Alzheimer’s Disease is a public health crisis in the United States, and according to the Alzheimer’s Association, more than 6 million Americans over the age of 65 are currently living with Alzheimer’s Disease. What’s worse is that this number is expected to climb to over 13 million Americans by the year 2050. And while other major diseases such as heart disease have seen deaths decrease by as much as 7.3 percent between the years 2000 and 2019, deaths due to Alzheimer’s have actually increased 145 percent. This included a 16 percent increase during the heart of the COVID pandemic.
While there is no cure for Alzheimer’s, there are things we can all do to lower our risk, and one of these is something we should be doing anyway: managing our oral health.
Is there a connection between poor oral health and Alzheimer’s Disease?
Scientists and medical professionals have been seeing a connection between oral health and overall health for several years, but it wasn’t until somewhat recently that they started to see the connection between poor oral health habits, gum disease, and an increased risk of Alzheimer’s Disease. In a study published in April 2021, researchers started seeing this.
“To our knowledge, this is the first study showing an association between the imbalanced bacterial community found under the gumline and a CSF biomarker of Alzheimer’s disease in cognitively normal older adults,” said Angela Kamer, DDS, PhD, associate professor of periodontology and implant dentistry at NYU College of Dentistry and the study’s lead author. “The mouth is home to both harmful bacteria that promote inflammation and healthy, protective bacteria. We found that having evidence for brain amyloid was associated with increased harmful and decreased beneficial bacteria.”
Can maintaining good oral health habits reduce the risk of contracting Alzheimer’s Disease?
Based on the results the authors of this study saw, it is believed that people who have healthier mouths and gums, and thus healthier bacteria in their gumlines, will not only have a lower risk of Alzheimer’s Disease but their healthy gums may also act as a protectant against Alzheimer’s.
The results showed that individuals with an imbalance in bacteria, featuring a ratio favoring harmful versus healthy bacteria, were more likely to have the Alzheimer’s signature of reduced CSF amyloid levels. The researchers hypothesize that because high levels of healthy bacteria help maintain bacterial balance and decrease inflammation, they may be protective against Alzheimer’s. Given these results and hypotheses, it’s a pretty safe assumption that people who have better oral health habits, such as regular brushing and flossing and visiting the dentist regularly, will presumably have a lower risk of Alzheimer’s disease.

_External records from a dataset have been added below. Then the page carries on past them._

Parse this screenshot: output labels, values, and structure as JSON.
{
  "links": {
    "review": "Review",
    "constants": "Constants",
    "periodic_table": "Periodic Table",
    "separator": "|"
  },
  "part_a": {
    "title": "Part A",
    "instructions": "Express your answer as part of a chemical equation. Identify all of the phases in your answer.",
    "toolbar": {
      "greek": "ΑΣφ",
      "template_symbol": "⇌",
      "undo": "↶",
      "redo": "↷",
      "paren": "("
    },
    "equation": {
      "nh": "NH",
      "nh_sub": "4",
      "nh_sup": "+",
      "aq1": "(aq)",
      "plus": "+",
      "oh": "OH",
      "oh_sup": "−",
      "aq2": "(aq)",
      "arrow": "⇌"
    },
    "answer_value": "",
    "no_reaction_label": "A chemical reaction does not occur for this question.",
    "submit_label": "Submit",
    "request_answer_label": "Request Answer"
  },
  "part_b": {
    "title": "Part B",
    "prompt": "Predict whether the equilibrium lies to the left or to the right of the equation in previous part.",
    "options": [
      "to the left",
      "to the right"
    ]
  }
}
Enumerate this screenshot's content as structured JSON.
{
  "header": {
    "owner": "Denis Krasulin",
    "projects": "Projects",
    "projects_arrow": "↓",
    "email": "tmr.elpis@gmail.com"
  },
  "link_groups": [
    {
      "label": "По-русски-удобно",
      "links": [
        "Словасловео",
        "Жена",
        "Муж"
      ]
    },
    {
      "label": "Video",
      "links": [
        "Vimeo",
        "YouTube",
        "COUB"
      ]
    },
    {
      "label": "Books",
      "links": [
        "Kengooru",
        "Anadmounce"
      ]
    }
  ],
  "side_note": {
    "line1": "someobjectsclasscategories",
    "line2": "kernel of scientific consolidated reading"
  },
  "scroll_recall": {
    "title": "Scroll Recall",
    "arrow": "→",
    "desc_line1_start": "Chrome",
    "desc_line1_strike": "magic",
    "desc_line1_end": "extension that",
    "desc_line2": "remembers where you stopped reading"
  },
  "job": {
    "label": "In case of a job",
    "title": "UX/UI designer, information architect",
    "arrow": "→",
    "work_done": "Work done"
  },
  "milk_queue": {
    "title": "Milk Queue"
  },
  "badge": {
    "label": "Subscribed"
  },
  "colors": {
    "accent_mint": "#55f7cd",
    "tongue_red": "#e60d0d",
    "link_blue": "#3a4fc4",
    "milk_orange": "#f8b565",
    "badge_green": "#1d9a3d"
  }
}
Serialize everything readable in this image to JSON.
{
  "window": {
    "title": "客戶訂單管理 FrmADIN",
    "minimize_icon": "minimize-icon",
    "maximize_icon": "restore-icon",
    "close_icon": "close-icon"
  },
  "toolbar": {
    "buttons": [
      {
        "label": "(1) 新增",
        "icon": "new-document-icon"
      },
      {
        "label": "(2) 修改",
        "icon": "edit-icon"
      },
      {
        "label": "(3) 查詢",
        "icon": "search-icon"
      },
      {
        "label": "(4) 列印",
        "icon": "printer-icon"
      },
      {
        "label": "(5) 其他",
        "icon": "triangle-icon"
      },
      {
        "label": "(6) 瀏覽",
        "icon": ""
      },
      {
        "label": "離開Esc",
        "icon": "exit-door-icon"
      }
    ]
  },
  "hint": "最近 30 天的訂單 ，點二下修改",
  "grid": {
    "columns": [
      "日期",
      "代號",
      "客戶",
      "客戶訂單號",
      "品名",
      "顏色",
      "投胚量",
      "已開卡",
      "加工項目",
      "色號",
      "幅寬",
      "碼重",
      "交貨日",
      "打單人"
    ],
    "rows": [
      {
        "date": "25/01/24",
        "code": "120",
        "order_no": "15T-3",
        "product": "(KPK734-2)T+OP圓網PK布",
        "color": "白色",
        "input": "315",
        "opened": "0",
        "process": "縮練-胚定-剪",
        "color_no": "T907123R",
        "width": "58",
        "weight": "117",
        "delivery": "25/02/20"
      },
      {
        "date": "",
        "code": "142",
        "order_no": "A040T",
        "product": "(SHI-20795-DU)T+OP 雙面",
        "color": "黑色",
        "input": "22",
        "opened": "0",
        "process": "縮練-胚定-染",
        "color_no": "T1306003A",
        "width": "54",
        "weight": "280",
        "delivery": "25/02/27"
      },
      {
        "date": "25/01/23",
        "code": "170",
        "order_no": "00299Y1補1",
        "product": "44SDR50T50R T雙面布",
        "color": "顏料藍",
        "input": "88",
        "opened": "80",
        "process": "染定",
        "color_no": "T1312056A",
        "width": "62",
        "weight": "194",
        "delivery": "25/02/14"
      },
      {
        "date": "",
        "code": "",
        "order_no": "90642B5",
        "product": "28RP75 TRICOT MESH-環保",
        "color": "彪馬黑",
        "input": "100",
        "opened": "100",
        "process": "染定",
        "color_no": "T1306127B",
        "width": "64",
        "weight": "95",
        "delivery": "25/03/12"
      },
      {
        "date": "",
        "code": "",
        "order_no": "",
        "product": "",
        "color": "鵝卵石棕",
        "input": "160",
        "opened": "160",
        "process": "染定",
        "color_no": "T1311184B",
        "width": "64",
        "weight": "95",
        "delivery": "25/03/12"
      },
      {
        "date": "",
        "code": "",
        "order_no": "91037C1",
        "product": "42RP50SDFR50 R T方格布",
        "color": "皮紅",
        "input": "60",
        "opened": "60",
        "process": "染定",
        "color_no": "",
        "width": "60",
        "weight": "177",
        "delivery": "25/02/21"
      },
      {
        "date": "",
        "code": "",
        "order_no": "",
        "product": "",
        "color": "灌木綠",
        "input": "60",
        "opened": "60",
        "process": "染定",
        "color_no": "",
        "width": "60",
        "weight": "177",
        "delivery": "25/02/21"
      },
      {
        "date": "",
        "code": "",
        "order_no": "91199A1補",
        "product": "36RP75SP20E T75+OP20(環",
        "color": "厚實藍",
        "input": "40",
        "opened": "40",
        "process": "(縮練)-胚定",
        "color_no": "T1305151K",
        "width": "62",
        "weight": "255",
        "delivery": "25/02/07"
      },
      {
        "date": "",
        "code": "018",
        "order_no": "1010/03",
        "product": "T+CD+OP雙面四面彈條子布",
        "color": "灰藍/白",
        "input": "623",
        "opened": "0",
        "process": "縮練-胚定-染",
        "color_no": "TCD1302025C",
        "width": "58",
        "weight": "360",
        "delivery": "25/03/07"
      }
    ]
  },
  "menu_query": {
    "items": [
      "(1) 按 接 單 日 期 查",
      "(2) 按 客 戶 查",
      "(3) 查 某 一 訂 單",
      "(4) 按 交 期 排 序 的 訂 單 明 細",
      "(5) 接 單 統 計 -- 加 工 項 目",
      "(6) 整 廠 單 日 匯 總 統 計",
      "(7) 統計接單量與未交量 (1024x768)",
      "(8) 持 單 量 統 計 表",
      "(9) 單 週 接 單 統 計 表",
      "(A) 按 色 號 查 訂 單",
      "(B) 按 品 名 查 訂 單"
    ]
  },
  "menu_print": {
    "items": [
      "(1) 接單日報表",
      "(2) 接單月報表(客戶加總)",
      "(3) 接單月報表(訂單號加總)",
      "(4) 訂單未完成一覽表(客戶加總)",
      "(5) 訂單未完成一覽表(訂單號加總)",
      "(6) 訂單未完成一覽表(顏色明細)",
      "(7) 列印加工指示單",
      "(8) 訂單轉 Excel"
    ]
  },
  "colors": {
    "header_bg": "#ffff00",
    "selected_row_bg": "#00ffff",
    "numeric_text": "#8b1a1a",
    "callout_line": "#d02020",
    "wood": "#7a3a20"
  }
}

This is just another item in a long line of reasons to maintain good oral health practices well into your older years.
Older adults with Alzheimer’s Disease experience higher rates of oral health issues
It’s also important to remember that those older adults who have memory-loss-related diseases such as Alzheimer’s Disease and dementia are at a higher risk of oral health related issues such as tooth loss, cavities, and periodontal disease. Reduced cognition and dexterity can complicate matters when it comes to brushing and flossing. Those with Alzheimer’s Disease also experience lower amounts of saliva being produced, which is our body’s natural way of keeping bacteria at bay and our mouths free of food debris. This is also where problems can begin to snowball for those with cognitive disorders.
Oral health problems coupled with things such as low saliva production can lead to complications including aspiration pneumonia, which can be deadly if not treated. If you have a family member or loved one who is in cognitive decline or has a disease such as dementia or Alzheimer’s, it’s so important to help and support them with their oral health routine on a daily basis.
The connection between poor oral health and Alzheimer’s Disease, and conversely, between Alzheimer’s and poor oral health, is very evident. And while brushing, flossing, and visiting the dentist regularly won’t cure or totally prevent these cognitive diseases from happening, they can significantly reduce the risk as we age.
We are learning more every day about the strong connection between oral health and overall health, and the positive and negative effects it can have on our mouths, bodies, and minds. Keep brushing, flossing, and visiting your dentist so you can stay as healthy as possible.